- Second, in discussions I have had with EM specialists, it is not the balance of payments that is the problem. Rather it is the increasing leverage within EM, particularly EM corporates that presents a challenge. In the recent Geneva report, we saw that global deleveraging just hasn’t happened. And this is because of a massive EM leveraging in the wake of the original currency wars, post-US QE. Asia is particularly problematic here and the contingent liabilities for governments may become real when crisis returns
- Third, EM will underperform in this environment. And so, there is a better entry point into EM in the future. My contacts tell me EM local currency government debt, hedged via appropriate currency management is a potential option once the shakeout has played out.
- Fourth, demographics and growth will cause Europe to underperform and periphery debt, especially in Greece and potentially Portugal and Italy will come into question. Italy desperately needs growth and, as the 2nd largest government bond market in the world, the ECB backstop is important to maintain low yields as government debt to GDP heads toward 140%.
- Fifth, US earnings have got to come under pressure here. A lot of what we saw in the recovery has been multiple expansion predicated on a favourable economic backdrop. In a global growth slowdown, this backdrop becomes much les favourable.
- Sixth, the Fed will be caught between a rock and a hard place on monetary policy. If it decides to raise rates, expect growth to ease even more and for the yield curve to flatten appreciably.
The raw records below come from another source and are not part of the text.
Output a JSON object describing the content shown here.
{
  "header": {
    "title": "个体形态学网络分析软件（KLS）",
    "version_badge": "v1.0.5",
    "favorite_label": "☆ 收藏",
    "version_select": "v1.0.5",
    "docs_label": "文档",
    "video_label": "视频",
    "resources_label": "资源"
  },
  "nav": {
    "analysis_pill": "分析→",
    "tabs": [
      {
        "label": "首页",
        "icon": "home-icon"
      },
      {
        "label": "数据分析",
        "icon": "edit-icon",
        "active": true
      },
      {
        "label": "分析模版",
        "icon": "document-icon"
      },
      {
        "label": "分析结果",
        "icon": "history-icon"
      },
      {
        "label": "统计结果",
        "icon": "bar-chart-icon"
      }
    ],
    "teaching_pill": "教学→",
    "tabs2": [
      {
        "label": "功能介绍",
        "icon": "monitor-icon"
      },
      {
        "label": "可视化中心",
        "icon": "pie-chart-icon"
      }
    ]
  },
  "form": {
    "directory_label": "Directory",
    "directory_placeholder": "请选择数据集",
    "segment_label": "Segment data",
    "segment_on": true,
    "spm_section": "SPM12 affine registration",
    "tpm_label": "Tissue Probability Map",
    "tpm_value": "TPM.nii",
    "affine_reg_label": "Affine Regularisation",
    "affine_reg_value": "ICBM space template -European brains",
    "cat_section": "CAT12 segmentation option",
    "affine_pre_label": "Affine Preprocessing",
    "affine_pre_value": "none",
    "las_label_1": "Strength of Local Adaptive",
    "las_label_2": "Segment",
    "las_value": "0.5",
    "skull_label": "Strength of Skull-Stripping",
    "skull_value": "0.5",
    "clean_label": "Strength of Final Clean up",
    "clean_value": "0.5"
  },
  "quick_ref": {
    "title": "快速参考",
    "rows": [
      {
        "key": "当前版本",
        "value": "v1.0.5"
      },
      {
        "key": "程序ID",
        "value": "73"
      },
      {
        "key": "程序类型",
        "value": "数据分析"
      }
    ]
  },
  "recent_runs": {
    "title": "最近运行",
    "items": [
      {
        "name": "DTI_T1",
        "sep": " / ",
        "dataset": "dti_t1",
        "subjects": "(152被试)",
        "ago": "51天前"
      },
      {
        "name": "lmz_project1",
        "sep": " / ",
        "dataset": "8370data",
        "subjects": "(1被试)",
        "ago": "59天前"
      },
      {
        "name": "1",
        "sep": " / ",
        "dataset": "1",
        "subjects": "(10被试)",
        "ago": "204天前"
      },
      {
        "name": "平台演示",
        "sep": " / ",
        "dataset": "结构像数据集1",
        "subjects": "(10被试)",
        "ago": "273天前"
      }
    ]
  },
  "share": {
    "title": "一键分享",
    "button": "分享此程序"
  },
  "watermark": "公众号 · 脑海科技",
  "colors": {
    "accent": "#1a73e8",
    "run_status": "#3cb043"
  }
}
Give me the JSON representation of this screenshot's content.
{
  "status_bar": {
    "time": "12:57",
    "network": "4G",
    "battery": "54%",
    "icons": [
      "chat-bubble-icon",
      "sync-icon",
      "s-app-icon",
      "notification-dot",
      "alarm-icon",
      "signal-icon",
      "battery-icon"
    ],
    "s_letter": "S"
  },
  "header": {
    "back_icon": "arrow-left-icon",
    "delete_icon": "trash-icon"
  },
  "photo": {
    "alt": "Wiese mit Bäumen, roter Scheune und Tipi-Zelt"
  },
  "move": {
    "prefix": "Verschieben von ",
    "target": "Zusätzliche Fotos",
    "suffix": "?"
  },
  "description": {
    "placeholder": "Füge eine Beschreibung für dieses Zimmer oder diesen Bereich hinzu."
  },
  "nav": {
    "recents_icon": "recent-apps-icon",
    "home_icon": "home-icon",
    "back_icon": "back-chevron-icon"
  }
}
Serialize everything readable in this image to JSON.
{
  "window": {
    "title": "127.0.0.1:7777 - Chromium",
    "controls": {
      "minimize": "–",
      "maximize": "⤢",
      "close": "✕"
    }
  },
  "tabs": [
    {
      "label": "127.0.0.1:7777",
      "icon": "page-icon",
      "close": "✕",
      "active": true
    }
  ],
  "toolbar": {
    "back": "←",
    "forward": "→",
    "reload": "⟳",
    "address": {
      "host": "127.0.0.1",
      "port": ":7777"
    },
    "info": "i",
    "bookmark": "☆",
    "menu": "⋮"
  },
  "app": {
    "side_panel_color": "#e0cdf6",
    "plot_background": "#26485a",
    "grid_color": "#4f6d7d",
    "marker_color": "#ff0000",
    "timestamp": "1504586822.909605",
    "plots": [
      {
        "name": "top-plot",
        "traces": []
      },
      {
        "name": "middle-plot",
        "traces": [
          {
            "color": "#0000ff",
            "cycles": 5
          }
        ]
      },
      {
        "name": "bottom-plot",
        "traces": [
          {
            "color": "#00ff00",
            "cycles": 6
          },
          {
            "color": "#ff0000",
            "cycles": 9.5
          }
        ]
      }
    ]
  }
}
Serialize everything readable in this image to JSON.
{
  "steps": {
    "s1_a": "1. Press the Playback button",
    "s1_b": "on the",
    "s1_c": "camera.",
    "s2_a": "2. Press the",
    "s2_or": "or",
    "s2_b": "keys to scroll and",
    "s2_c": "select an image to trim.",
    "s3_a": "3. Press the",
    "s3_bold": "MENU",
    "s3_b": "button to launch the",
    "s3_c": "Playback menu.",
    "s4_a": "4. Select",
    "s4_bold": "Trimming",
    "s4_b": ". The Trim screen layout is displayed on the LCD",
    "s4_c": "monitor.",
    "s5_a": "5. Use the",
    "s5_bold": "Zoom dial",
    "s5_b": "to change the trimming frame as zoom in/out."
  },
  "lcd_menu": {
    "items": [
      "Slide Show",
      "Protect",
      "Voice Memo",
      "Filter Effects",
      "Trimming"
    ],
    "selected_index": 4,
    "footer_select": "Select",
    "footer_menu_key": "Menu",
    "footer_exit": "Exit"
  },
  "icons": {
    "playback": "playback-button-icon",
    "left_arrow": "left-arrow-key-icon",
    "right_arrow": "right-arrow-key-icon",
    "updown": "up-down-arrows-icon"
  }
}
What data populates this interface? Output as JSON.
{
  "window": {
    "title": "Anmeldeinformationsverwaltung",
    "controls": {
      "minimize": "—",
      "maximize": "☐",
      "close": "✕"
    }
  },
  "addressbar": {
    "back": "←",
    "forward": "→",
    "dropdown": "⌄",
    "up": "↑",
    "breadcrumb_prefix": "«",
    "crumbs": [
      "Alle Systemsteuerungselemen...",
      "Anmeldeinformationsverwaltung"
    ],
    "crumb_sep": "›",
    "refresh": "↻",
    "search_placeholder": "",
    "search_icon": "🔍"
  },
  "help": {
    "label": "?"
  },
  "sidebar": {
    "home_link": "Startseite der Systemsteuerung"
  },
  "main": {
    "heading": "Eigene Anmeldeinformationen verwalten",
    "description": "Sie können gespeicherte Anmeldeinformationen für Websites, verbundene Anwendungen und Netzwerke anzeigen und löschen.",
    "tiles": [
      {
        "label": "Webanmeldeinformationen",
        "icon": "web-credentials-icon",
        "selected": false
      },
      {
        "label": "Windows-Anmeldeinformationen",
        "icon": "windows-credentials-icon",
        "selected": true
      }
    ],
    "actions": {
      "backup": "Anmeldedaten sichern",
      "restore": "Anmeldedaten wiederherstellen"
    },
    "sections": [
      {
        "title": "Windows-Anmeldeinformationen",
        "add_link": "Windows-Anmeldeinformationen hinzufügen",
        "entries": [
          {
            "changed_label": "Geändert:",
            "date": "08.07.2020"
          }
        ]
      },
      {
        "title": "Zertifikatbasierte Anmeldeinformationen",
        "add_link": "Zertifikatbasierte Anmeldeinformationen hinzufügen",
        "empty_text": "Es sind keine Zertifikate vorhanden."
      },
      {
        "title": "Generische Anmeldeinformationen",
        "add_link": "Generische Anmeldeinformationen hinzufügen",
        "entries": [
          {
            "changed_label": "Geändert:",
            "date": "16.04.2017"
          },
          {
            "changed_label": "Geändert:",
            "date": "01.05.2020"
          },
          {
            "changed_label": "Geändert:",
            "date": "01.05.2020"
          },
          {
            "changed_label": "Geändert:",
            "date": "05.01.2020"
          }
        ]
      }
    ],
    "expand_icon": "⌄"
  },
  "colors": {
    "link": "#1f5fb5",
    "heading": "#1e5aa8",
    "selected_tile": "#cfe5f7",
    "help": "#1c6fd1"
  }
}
If the Fed stays on hold due to decelerating inflation expectations, government bonds will be less attractive but still relatively better than equities.